Even though the elections in September 2002 were won by HZDS, again they did not succeed to form the government. It was formed by Slovak Democratic and Christian Union of Mikuláš Dzurinda together with other three right oriented parties. In the end of 2002 Slovakia received invitation to NATO, few days later the negotiations with European Union were finished.

In present time the country has modern political and economical structures, in human development.

Slovak Republic has succeeded to develop good relations with all neighbours, questions of dispute were always solved by patient negotiations. The history is not such a burden on the present and on the future as well. Slovakia has an over the standard relationship with the Czech Republic, the 10 % Hungarian minority is organic part of the political life and management of the country.

Slovakia has also many unsolved complicated economical, social and political problems inherited from the history as well as fresh ones. Nontransparent privatization left behind the swamp of corruption and clientelism, long time postponed reforms are burden for the schools, health sector, pensions. A long term problem is the life of several hundred thousand of Romas. Slovaks were most affected by economical changes, lack of jobs for nonqualified workers. Fate was always hard, but in the last decade the Roma problem became from social clearly political.

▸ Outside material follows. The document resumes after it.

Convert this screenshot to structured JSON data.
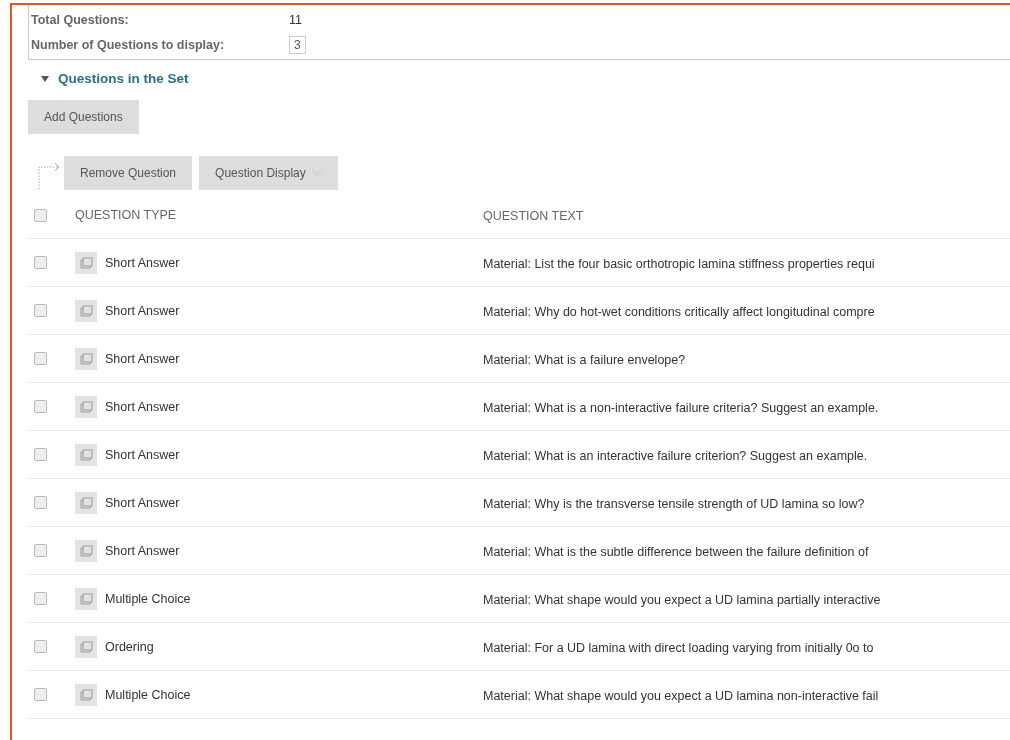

After the velvet revolution the frequent subject of discussion was Slovakia entering Europe. Slovakia was always part of European culture, civilization, its rises and falls. It was never in front rows, but never too long in the last. Its historical ambition was to be in the leading group, if not on the top, than close. This was the fate and objective of many generations. It is tradition, but also present and future.

At present time, the Slovak Republic started the path of economic reforms and progressive changes, which resulted in improving the growth of living standards.